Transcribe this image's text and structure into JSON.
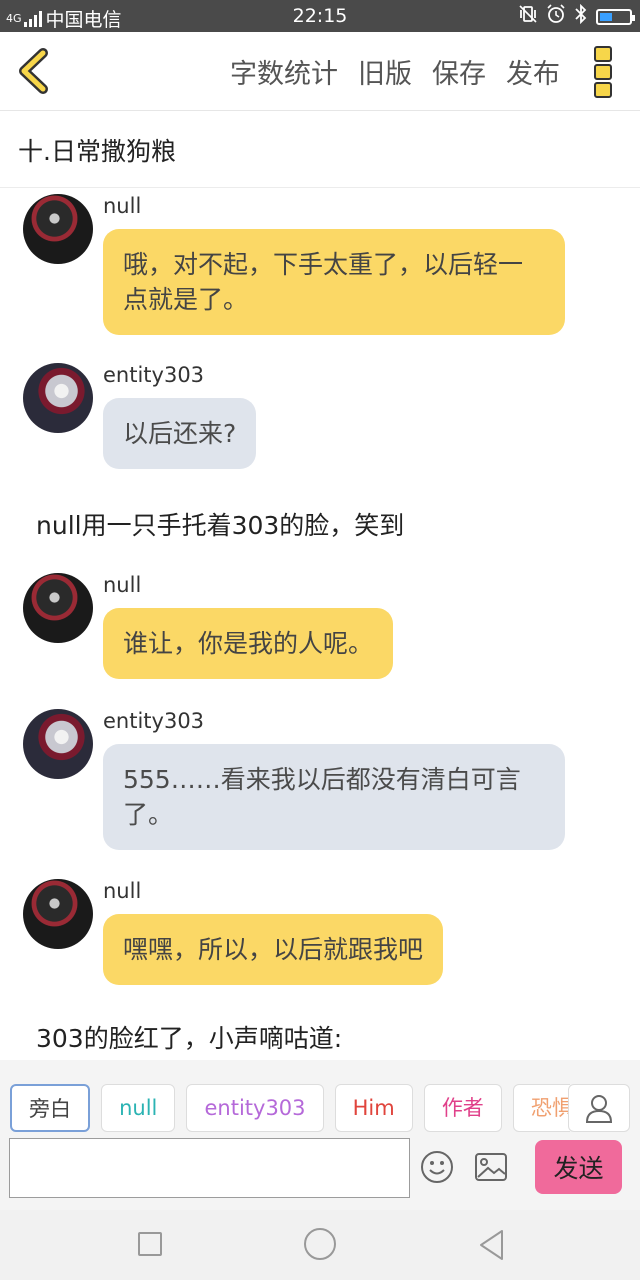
{
  "status_bar": {
    "network": "4G",
    "carrier": "中国电信",
    "time": "22:15"
  },
  "toolbar": {
    "word_count": "字数统计",
    "old_version": "旧版",
    "save": "保存",
    "publish": "发布"
  },
  "chapter": {
    "title": "十.日常撒狗粮"
  },
  "messages": [
    {
      "speaker": "null",
      "text": "哦，对不起，下手太重了，以后轻一点就是了。"
    },
    {
      "speaker": "entity303",
      "text": "以后还来?"
    },
    {
      "narration": "null用一只手托着303的脸，笑到"
    },
    {
      "speaker": "null",
      "text": "谁让，你是我的人呢。"
    },
    {
      "speaker": "entity303",
      "text": "555……看来我以后都没有清白可言了。"
    },
    {
      "speaker": "null",
      "text": "嘿嘿，所以，以后就跟我吧"
    },
    {
      "narration": "303的脸红了，小声嘀咕道:"
    }
  ],
  "roles": [
    {
      "label": "旁白",
      "color": "#444444"
    },
    {
      "label": "null",
      "color": "#2bb3b3"
    },
    {
      "label": "entity303",
      "color": "#b569d9"
    },
    {
      "label": "Him",
      "color": "#e0443c"
    },
    {
      "label": "作者",
      "color": "#e0408a"
    },
    {
      "label": "恐惧魔",
      "color": "#f0a070"
    }
  ],
  "composer": {
    "input_value": "",
    "send": "发送"
  },
  "colors": {
    "accent_yellow": "#fbd866",
    "bubble_gray": "#dfe4ec",
    "send_pink": "#f06a9b"
  }
}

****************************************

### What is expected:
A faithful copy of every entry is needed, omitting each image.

### Answer below:
Transcribe this image's text and structure into JSON.
{
  "status_bar": {
    "network": "4G",
    "carrier": "中国电信",
    "time": "22:15"
  },
  "toolbar": {
    "word_count": "字数统计",
    "old_version": "旧版",
    "save": "保存",
    "publish": "发布"
  },
  "chapter": {
    "title": "十.日常撒狗粮"
  },
  "messages": [
    {
      "speaker": "null",
      "text": "哦，对不起，下手太重了，以后轻一点就是了。"
    },
    {
      "speaker": "entity303",
      "text": "以后还来?"
    },
    {
      "narration": "null用一只手托着303的脸，笑到"
    },
    {
      "speaker": "null",
      "text": "谁让，你是我的人呢。"
    },
    {
      "speaker": "entity303",
      "text": "555……看来我以后都没有清白可言了。"
    },
    {
      "speaker": "null",
      "text": "嘿嘿，所以，以后就跟我吧"
    },
    {
      "narration": "303的脸红了，小声嘀咕道:"
    }
  ],
  "roles": [
    {
      "label": "旁白",
      "color": "#444444"
    },
    {
      "label": "null",
      "color": "#2bb3b3"
    },
    {
      "label": "entity303",
      "color": "#b569d9"
    },
    {
      "label": "Him",
      "color": "#e0443c"
    },
    {
      "label": "作者",
      "color": "#e0408a"
    },
    {
      "label": "恐惧魔",
      "color": "#f0a070"
    }
  ],
  "composer": {
    "input_value": "",
    "send": "发送"
  },
  "colors": {
    "accent_yellow": "#fbd866",
    "bubble_gray": "#dfe4ec",
    "send_pink": "#f06a9b"
  }
}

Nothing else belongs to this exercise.